Ellen G. White: The Progressive Years: 1862-1876 (vol. 2)


The Cold Turned to Pneumonia

As the cold turned to pneumonia, a kindly, experienced physician was summoned, and Henry was treated in the conventional manner, which called for the employment of poisonous drugs. The attending physician was ignorant of hydrotherapy, which was just then being pioneered by a very few practitioners. Early in the year, following Dr. James Jackson's guidance, two of the boys had been nursed back to health from diphtheria by an appropriate use of water, fresh air, and rest. But this disease now confronting them was pneumonia. In the health reform vision, Ellen White had been instructed that the rational use of water would be beneficial in the treatment of disease, but as yet she and her husband were not prepared to use hydrotherapy as a means of treating other illnesses. 2BIO 70.5

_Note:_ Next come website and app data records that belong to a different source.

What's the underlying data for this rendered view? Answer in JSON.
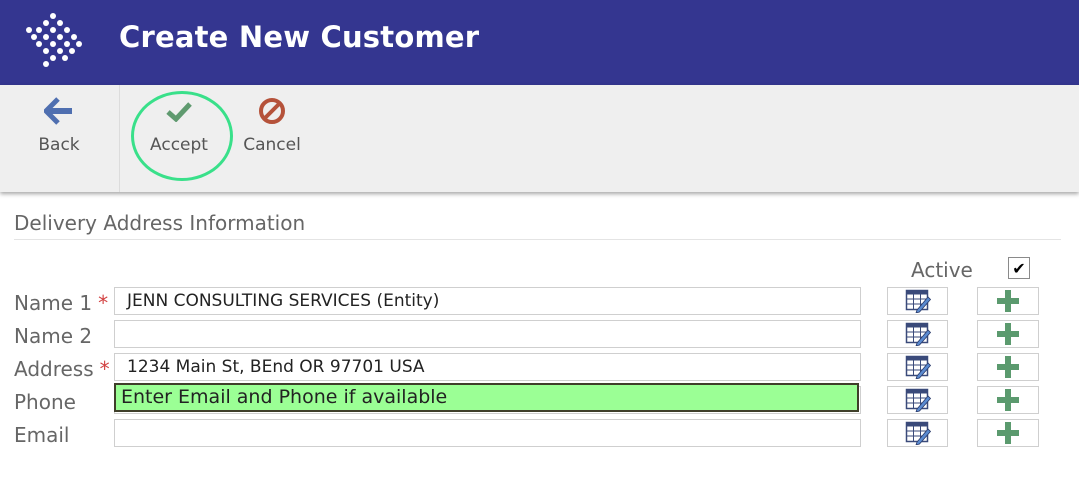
{
  "header": {
    "title": "Create New Customer",
    "logo_icon": "diamond-dots-logo-icon"
  },
  "toolbar": {
    "back": {
      "label": "Back",
      "icon": "arrow-left-icon"
    },
    "accept": {
      "label": "Accept",
      "icon": "checkmark-icon"
    },
    "cancel": {
      "label": "Cancel",
      "icon": "no-entry-icon"
    }
  },
  "section": {
    "title": "Delivery Address Information"
  },
  "active": {
    "label": "Active",
    "checked": true,
    "mark": "✔"
  },
  "rows": [
    {
      "label": "Name 1",
      "required": true,
      "value": "JENN CONSULTING SERVICES (Entity)"
    },
    {
      "label": "Name 2",
      "required": false,
      "value": ""
    },
    {
      "label": "Address",
      "required": true,
      "value": "1234 Main St, BEnd OR 97701  USA"
    },
    {
      "label": "Phone",
      "required": false,
      "value": ""
    },
    {
      "label": "Email",
      "required": false,
      "value": ""
    }
  ],
  "required_marker": "*",
  "hint": "Enter Email and Phone if available",
  "colors": {
    "header": "#343690",
    "accent_ring": "#39e08a",
    "hint_bg": "#9bff95",
    "plus": "#5b9a6e",
    "required": "#d24040"
  }
}
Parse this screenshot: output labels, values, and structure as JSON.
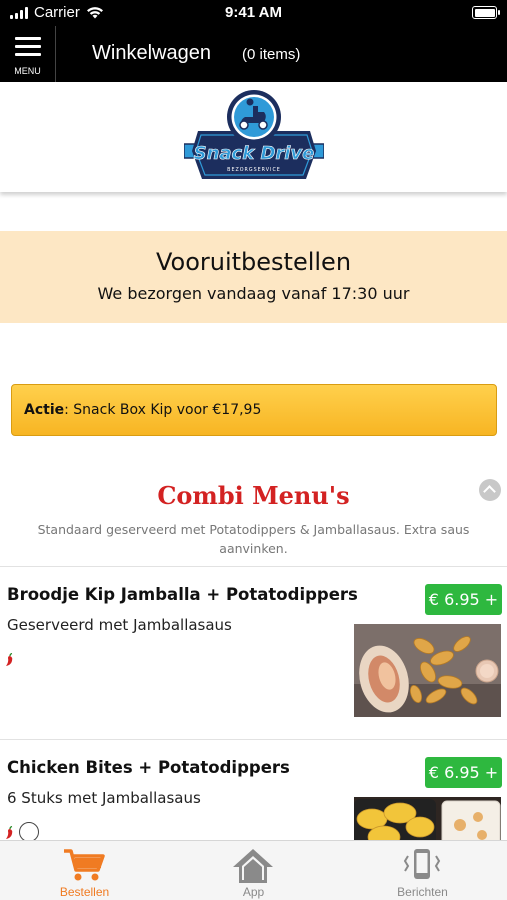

Henry failed rapidly. The earnest prayers of the Whites and the Howlands for his healing were not answered. His parents did not hesitate to talk with him about death, and even to prepare him for it. Henry's faith in Jesus remained firm. He had an opportunity to meditate on his past life, and he deeply regretted his waning Christian fervor, in Battle Creek setting an example short of what it should have been. This he confessed to God, his parents, and brothers. As he confessed his waywardness and sins, he was drawn nearer and nearer to God and enjoyed peace of mind and the blessing of the Lord. His faith grew ever more firm and his confidence of eternal life bright and secure. 2BIO 71.1

One morning while his mother was attending him, he said: 2BIO 71.2

“Promise me, Mother, that if I die I may be taken to Battle Creek, and laid by the side of my little brother, John Herbert, that we may come up together in the morning of the resurrection.”—An Appeal to the Youth, 26.

He was given the assurance that this would be. From day to day he grew weaker. Medical science of the time had little to offer in treating pneumonia, and it was now certain there would be no recovery. The record is: 2BIO 71.3

On the fifth [day], burdened with grief, his father retired to a place of prayer, and after returned to the sickroom, feeling the assurance that God would do all things well, and thus expressed himself to his suffering son. At this his countenance seemed to light up with a heavenly smile, and he nodded his assent and whispered, “Yes, He will.”—Ibid., 27. 2BIO 71.4

In one conversation, he said: 2BIO 72.1

“Father, you are losing your son. You will miss me, but don't mourn. It is better for me. I shall escape being drafted, and shall not witness the seven last plagues. To die so happy is a privilege.”—Ibid., 29.

On several occasions he dictated short messages of admonition and assurance to young friends in Battle Creek, but a deathbed scene not forgotten by the family was recorded by Adelia Patten: 2BIO 72.2

He said to his mother, “Mother, I shall meet you in heaven in the morning of the resurrection, for I know you will be there.” He then beckoned to his brothers, parents, and friends, and gave them all a parting kiss, after which he pointed upward and whispered, “Heaven is sweet.” These were his last words.—Ibid., 31. 2BIO 72.3